Closed Mortgage – Interest rates are fixed for the full term of the mortgage, and you will have to pay a penalty to change the agreement conditions. This type of mortgage is ideal for buyers who think that interest rates will rise and who are not planning to make any moves over the term of the mortgage.

Convertible Mortgage – With this mortgage you have the flexibility to convert to a longer closed mortgage at any time without penalty. If  rates rise, you can lock in.

 

Need a Mortgage?

If you are planning on buying for the first time, moving to a new home or renewing your mortgage, you should know where you stand.

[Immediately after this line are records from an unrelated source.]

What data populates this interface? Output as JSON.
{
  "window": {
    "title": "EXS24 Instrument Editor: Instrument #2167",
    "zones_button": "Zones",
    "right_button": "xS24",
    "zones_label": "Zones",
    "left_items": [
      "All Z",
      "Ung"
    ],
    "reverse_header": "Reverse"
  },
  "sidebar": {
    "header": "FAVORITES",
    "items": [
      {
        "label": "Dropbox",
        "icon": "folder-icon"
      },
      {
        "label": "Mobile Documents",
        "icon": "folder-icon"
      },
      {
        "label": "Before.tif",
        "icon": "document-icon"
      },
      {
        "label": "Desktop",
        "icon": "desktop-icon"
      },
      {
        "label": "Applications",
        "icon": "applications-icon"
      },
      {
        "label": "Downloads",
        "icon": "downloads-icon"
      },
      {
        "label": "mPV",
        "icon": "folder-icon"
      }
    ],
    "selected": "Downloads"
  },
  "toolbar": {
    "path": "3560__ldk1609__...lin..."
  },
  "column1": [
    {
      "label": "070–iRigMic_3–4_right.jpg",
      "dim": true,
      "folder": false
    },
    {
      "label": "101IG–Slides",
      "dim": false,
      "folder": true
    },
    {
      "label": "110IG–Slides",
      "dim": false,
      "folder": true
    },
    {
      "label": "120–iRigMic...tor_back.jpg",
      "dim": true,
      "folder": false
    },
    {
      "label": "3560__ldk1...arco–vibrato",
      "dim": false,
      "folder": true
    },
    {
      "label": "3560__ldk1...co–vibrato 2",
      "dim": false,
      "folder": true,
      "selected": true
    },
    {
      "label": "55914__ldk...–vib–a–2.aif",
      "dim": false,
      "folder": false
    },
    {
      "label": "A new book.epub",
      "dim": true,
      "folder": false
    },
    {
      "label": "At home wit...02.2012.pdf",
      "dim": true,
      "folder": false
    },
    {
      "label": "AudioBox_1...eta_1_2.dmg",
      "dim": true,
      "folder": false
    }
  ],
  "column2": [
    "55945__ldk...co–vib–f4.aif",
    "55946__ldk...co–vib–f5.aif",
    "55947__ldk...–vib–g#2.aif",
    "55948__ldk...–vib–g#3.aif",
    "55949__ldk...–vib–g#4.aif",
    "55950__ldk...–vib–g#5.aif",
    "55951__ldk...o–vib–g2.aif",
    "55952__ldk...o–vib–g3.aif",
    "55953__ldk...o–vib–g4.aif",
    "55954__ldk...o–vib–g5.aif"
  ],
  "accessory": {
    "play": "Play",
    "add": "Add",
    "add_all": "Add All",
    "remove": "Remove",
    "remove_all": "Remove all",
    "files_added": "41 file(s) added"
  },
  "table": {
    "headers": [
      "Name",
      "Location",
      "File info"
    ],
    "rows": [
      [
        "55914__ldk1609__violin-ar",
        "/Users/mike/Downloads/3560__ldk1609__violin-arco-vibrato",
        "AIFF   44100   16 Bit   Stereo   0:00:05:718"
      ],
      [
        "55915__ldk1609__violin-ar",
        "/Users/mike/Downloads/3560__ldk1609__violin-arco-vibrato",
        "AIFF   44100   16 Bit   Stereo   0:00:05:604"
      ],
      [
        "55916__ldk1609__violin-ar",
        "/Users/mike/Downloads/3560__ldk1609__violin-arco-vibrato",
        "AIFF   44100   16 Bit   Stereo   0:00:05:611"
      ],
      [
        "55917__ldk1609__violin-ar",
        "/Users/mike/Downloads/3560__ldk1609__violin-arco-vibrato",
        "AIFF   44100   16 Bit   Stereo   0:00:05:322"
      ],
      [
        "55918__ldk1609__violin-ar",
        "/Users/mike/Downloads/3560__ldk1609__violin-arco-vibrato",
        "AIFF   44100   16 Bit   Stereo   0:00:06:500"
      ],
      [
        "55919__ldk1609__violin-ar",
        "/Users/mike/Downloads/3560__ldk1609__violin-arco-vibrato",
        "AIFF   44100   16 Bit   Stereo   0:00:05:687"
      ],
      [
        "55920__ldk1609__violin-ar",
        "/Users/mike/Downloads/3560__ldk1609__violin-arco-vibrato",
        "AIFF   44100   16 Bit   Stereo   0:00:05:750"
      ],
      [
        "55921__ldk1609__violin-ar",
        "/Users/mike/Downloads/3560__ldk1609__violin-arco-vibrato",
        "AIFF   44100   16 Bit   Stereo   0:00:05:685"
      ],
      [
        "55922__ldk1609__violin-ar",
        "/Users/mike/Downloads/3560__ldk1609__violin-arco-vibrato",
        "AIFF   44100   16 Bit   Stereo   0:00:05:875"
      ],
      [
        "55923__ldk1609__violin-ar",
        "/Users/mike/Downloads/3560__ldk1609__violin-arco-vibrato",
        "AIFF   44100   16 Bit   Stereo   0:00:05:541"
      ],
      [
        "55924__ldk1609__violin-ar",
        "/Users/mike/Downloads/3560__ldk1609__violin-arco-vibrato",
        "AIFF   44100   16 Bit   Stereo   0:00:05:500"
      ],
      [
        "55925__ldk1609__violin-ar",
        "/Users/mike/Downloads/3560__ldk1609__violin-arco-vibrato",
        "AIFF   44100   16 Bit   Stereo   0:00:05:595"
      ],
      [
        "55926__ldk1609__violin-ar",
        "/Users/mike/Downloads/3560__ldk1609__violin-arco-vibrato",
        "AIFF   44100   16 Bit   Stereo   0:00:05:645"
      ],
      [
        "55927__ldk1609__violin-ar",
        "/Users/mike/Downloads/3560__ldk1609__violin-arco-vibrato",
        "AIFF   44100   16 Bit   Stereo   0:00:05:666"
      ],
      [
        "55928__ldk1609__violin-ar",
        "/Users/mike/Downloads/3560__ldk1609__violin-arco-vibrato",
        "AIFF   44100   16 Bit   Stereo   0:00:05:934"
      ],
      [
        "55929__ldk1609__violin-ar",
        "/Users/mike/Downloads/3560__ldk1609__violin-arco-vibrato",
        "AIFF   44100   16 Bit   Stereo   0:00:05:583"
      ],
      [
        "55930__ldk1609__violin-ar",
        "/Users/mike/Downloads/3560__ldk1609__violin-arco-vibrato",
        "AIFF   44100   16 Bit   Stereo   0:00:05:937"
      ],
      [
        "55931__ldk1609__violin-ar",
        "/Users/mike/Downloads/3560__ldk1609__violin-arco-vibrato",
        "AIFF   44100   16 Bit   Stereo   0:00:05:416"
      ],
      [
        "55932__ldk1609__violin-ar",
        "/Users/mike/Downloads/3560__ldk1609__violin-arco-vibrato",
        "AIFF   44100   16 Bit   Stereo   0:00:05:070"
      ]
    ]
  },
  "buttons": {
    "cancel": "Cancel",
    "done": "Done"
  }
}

Please give us a call at 604-736-1855

More Canadians Are Now Debt Free

Friday, October 12th, 2012

Finance Minister Jim Flaherty and Bank of Canada governor Mark Carney have been constantly warning Canadians about borrowing too much.  They have been repeating their warning during virtually every news conference for the past few years.

Vancouver Mortgage Rates

Pay down your debts? or save?

It  appears that Flaherty’s and Carney’s messages are finally getting through to Canadians

A new poll suggests more Canadians are living debt free this year compared to 2011.

The annual RBC survey found that 26 per cent of respondents had no personal debt — excluding mortgage debt — in 2012, up from 22 per cent last year.

In the scheme of things,  a 4% jump is pretty significant.  But the big caution is that the information is coming from a poll and polls can include “wishful thinking.”

The poll also found a majority of respondents — 51 per cent — said it’s more important right now to pay down debt rather than save and invest for the future.

Most financial advisers would encourage you to do both!  Pay your debt down AND save for the future.

More information on the Poll.

Please give me a call if you are planning on buying a new home, or have to renew your existing mortgage.  I will work with you to get the best mortgage possible, with the least amount of hassle.  Justin:  604-736-1855

 

New Mortgage Rules May Make Refinancing or Switching Mortgages Harder

Tuesday, July 17th, 2012

Ottawa keeps on harping on the fact that Canadians are burdened by record breaking debt levels.  The major concern is that the inevitable increase in interest rates could cripple hundreds of thousands of individuals and families who are currently living on the edge.  The rate of debt to disposable income in Canada is at 152 per cent, which means many Canadians would have to declare bankruptcy when interest rates increase.

The new mortgage rules which went into effect at the beginning of July have reduced the maximum amortization for a government-insured mortgage from 30 years to 25 years.

In this CTV video,   Brad Lamb of Lamb Development Corp. explains how changes to mortgage rules might affect buyers and existing home owners.